◆ ACTION ITEM
Reproduce verbatim only the lines from the one containing "What data populates" through the last line below, both included.

**** DATA EXCERPTS ****

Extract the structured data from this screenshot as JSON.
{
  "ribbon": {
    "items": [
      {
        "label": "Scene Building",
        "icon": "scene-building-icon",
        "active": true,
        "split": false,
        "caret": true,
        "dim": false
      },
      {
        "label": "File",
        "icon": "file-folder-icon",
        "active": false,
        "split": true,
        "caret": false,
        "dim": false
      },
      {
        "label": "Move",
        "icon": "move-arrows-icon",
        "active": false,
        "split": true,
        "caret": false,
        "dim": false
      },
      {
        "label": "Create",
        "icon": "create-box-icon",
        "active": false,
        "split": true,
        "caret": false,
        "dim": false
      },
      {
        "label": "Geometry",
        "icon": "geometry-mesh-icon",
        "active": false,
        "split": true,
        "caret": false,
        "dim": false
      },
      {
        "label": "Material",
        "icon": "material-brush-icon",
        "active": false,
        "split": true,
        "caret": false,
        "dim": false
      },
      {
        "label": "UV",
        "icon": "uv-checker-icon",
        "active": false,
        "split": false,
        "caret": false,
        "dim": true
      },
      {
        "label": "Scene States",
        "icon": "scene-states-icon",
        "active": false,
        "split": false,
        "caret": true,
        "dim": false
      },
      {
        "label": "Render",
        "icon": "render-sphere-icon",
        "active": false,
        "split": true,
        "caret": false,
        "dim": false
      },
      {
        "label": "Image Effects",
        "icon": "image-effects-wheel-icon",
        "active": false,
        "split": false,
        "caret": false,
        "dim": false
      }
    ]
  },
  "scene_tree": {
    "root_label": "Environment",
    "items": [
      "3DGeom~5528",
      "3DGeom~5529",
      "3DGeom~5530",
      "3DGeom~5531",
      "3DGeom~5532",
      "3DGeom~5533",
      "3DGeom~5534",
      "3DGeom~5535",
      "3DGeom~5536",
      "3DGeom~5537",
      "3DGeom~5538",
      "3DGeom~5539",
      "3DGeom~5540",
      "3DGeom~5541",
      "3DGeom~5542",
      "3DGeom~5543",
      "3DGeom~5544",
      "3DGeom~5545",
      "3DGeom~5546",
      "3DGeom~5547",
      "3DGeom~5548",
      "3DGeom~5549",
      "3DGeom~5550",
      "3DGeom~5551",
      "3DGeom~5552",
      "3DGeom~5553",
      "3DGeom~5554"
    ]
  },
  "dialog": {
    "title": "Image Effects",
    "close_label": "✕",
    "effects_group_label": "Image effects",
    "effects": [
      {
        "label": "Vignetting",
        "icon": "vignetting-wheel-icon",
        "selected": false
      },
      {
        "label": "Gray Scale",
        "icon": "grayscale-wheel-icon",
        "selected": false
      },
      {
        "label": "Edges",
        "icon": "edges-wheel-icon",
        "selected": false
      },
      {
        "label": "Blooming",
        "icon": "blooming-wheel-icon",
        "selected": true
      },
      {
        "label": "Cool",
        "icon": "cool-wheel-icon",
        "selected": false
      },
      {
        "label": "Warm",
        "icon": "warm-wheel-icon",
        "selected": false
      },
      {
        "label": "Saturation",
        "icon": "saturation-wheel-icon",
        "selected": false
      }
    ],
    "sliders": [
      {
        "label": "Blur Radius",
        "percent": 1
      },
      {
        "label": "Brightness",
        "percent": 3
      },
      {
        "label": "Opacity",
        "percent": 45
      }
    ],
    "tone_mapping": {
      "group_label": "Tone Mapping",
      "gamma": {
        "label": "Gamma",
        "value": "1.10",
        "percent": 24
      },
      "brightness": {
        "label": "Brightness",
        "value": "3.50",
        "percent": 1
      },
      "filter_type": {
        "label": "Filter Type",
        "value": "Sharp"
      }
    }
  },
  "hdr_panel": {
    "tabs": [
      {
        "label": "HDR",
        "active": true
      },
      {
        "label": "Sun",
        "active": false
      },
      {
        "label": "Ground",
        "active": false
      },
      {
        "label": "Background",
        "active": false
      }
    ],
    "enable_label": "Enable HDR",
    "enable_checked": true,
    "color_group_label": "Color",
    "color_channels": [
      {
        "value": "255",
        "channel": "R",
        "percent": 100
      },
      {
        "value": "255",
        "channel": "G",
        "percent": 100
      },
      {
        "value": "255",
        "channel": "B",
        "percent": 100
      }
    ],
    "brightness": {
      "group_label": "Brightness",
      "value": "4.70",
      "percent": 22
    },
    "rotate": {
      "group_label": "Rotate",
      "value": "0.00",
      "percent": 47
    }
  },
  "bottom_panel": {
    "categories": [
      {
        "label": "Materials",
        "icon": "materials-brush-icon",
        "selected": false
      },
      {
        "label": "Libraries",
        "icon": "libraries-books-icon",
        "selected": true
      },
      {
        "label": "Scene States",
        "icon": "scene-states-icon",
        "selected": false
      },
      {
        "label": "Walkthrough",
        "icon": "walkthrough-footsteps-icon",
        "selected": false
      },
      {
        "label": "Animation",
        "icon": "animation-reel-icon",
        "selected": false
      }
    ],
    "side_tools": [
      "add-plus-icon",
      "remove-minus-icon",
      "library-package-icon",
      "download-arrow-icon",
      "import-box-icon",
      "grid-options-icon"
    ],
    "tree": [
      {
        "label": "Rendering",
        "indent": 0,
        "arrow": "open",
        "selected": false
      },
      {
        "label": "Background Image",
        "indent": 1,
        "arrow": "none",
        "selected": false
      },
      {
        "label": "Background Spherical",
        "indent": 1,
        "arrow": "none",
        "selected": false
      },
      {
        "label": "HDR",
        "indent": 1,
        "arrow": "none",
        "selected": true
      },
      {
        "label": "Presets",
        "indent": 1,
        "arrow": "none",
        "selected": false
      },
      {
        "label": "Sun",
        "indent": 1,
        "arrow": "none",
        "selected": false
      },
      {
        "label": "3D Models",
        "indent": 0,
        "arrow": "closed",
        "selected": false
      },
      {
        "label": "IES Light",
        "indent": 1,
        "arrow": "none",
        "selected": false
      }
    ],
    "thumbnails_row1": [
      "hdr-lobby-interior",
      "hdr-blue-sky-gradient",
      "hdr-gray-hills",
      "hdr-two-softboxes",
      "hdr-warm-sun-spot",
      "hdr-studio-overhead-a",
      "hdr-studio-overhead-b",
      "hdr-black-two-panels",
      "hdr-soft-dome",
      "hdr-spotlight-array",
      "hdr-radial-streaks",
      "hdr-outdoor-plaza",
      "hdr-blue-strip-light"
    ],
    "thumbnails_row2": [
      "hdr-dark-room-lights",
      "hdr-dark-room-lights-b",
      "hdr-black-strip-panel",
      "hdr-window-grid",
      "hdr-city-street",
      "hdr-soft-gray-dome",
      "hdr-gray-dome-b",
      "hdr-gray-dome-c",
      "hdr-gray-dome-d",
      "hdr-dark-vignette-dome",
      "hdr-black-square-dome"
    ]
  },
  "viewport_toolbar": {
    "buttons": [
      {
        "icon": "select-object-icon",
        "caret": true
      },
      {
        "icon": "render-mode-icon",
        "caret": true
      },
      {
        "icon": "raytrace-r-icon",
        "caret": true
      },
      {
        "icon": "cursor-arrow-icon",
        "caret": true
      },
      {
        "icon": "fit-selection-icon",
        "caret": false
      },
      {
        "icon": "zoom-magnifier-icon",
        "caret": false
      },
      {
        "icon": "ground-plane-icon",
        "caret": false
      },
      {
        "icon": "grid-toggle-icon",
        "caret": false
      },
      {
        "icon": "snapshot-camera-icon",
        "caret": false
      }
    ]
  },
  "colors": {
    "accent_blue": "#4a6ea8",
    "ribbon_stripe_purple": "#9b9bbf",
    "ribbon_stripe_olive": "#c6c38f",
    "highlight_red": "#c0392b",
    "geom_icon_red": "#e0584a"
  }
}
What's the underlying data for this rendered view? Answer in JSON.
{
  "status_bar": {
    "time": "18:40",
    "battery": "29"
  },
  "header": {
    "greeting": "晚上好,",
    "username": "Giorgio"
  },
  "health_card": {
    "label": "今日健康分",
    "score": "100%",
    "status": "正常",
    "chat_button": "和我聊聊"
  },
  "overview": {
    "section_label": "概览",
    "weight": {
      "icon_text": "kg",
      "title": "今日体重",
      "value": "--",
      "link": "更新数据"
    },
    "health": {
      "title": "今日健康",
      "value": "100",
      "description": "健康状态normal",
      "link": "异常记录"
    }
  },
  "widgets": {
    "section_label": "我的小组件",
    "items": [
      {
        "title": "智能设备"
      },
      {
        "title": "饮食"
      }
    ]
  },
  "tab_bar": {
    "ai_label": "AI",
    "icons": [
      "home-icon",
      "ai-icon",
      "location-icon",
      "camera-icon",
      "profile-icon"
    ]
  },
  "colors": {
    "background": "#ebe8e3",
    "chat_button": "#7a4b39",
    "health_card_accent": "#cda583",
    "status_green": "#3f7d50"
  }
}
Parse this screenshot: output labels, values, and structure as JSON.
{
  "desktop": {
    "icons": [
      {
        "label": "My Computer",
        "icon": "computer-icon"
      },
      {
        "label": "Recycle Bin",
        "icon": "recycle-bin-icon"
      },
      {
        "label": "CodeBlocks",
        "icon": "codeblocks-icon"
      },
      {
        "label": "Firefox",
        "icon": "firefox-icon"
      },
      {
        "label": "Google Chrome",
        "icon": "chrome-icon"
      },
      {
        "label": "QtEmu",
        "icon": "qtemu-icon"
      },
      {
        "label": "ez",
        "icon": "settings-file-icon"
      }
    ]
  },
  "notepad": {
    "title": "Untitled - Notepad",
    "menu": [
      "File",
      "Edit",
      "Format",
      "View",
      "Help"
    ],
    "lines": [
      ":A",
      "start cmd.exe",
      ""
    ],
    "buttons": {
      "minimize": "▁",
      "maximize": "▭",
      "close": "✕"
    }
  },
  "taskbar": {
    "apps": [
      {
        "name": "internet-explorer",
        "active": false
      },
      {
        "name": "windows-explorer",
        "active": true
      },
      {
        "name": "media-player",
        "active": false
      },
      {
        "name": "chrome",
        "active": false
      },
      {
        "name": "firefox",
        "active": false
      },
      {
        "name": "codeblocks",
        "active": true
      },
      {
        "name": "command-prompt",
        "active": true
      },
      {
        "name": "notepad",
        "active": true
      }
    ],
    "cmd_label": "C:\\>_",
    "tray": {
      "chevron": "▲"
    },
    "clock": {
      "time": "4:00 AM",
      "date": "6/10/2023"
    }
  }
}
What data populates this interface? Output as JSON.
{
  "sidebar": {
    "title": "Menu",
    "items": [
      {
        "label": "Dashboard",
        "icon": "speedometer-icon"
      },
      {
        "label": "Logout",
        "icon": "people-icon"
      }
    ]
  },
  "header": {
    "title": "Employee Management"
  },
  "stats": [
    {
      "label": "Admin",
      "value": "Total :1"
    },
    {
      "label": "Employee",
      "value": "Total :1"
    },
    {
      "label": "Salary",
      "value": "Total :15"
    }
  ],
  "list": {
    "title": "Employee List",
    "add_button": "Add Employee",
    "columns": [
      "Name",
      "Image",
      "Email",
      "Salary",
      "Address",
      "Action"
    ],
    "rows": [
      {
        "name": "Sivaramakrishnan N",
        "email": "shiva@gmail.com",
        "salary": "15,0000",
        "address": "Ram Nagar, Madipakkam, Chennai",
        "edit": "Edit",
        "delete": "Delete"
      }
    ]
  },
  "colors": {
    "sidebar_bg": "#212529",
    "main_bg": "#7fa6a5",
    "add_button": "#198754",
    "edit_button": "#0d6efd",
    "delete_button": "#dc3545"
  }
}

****

◆ REPLY TO THE EXERCISE
What data populates this interface? Output as JSON.
{
  "sidebar": {
    "title": "Menu",
    "items": [
      {
        "label": "Dashboard",
        "icon": "speedometer-icon"
      },
      {
        "label": "Logout",
        "icon": "people-icon"
      }
    ]
  },
  "header": {
    "title": "Employee Management"
  },
  "stats": [
    {
      "label": "Admin",
      "value": "Total :1"
    },
    {
      "label": "Employee",
      "value": "Total :1"
    },
    {
      "label": "Salary",
      "value": "Total :15"
    }
  ],
  "list": {
    "title": "Employee List",
    "add_button": "Add Employee",
    "columns": [
      "Name",
      "Image",
      "Email",
      "Salary",
      "Address",
      "Action"
    ],
    "rows": [
      {
        "name": "Sivaramakrishnan N",
        "email": "shiva@gmail.com",
        "salary": "15,0000",
        "address": "Ram Nagar, Madipakkam, Chennai",
        "edit": "Edit",
        "delete": "Delete"
      }
    ]
  },
  "colors": {
    "sidebar_bg": "#212529",
    "main_bg": "#7fa6a5",
    "add_button": "#198754",
    "edit_button": "#0d6efd",
    "delete_button": "#dc3545"
  }
}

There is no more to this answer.